EXERCISE INSTRUCTIONS ::
Write out all the data below exactly.

App and web page records ::
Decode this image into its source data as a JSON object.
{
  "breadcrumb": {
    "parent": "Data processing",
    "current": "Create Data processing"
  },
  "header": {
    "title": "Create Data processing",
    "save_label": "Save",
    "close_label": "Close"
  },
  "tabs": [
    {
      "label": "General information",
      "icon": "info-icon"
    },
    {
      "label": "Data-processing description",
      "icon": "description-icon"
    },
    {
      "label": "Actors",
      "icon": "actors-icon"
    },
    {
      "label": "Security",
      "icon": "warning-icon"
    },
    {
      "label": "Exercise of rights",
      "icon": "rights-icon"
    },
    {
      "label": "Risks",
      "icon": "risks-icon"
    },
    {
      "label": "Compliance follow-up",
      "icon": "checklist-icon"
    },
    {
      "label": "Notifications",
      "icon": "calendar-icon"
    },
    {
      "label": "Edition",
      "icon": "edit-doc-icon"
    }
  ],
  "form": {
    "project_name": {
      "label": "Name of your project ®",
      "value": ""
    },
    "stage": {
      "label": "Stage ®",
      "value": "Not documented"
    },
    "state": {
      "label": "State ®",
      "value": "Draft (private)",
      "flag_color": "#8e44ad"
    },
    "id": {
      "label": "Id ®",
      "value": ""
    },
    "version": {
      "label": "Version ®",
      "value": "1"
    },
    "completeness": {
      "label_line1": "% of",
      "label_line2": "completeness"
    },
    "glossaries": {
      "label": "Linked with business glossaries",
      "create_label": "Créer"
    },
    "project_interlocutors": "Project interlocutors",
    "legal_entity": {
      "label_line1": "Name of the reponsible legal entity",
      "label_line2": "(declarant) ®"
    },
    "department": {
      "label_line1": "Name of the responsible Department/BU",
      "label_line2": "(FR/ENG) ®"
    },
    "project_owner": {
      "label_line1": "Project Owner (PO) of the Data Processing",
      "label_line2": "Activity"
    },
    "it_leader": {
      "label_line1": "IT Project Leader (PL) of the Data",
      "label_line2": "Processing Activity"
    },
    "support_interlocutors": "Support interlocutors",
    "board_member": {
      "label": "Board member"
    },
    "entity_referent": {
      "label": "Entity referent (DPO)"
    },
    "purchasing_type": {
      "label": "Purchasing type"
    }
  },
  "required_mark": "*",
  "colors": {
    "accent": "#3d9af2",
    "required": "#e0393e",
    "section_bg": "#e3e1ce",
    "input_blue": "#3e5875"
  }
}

ANSWER SECTION ::
Decode this image into its source data as a JSON object.
{
  "breadcrumb": {
    "parent": "Data processing",
    "current": "Create Data processing"
  },
  "header": {
    "title": "Create Data processing",
    "save_label": "Save",
    "close_label": "Close"
  },
  "tabs": [
    {
      "label": "General information",
      "icon": "info-icon"
    },
    {
      "label": "Data-processing description",
      "icon": "description-icon"
    },
    {
      "label": "Actors",
      "icon": "actors-icon"
    },
    {
      "label": "Security",
      "icon": "warning-icon"
    },
    {
      "label": "Exercise of rights",
      "icon": "rights-icon"
    },
    {
      "label": "Risks",
      "icon": "risks-icon"
    },
    {
      "label": "Compliance follow-up",
      "icon": "checklist-icon"
    },
    {
      "label": "Notifications",
      "icon": "calendar-icon"
    },
    {
      "label": "Edition",
      "icon": "edit-doc-icon"
    }
  ],
  "form": {
    "project_name": {
      "label": "Name of your project ®",
      "value": ""
    },
    "stage": {
      "label": "Stage ®",
      "value": "Not documented"
    },
    "state": {
      "label": "State ®",
      "value": "Draft (private)",
      "flag_color": "#8e44ad"
    },
    "id": {
      "label": "Id ®",
      "value": ""
    },
    "version": {
      "label": "Version ®",
      "value": "1"
    },
    "completeness": {
      "label_line1": "% of",
      "label_line2": "completeness"
    },
    "glossaries": {
      "label": "Linked with business glossaries",
      "create_label": "Créer"
    },
    "project_interlocutors": "Project interlocutors",
    "legal_entity": {
      "label_line1": "Name of the reponsible legal entity",
      "label_line2": "(declarant) ®"
    },
    "department": {
      "label_line1": "Name of the responsible Department/BU",
      "label_line2": "(FR/ENG) ®"
    },
    "project_owner": {
      "label_line1": "Project Owner (PO) of the Data Processing",
      "label_line2": "Activity"
    },
    "it_leader": {
      "label_line1": "IT Project Leader (PL) of the Data",
      "label_line2": "Processing Activity"
    },
    "support_interlocutors": "Support interlocutors",
    "board_member": {
      "label": "Board member"
    },
    "entity_referent": {
      "label": "Entity referent (DPO)"
    },
    "purchasing_type": {
      "label": "Purchasing type"
    }
  },
  "required_mark": "*",
  "colors": {
    "accent": "#3d9af2",
    "required": "#e0393e",
    "section_bg": "#e3e1ce",
    "input_blue": "#3e5875"
  }
}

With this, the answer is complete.